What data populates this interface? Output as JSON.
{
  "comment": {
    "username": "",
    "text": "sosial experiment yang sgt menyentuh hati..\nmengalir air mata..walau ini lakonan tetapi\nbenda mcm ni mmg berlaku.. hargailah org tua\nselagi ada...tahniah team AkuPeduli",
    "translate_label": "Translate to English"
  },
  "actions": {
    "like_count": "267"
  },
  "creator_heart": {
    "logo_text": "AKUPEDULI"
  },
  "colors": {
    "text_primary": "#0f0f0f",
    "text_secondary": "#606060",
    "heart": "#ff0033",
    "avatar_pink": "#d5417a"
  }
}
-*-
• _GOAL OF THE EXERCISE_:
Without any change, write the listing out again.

• _RESPONSE BELOW_:
What data populates this interface? Output as JSON.
{
  "comment": {
    "username": "",
    "text": "sosial experiment yang sgt menyentuh hati..\nmengalir air mata..walau ini lakonan tetapi\nbenda mcm ni mmg berlaku.. hargailah org tua\nselagi ada...tahniah team AkuPeduli",
    "translate_label": "Translate to English"
  },
  "actions": {
    "like_count": "267"
  },
  "creator_heart": {
    "logo_text": "AKUPEDULI"
  },
  "colors": {
    "text_primary": "#0f0f0f",
    "text_secondary": "#606060",
    "heart": "#ff0033",
    "avatar_pink": "#d5417a"
  }
}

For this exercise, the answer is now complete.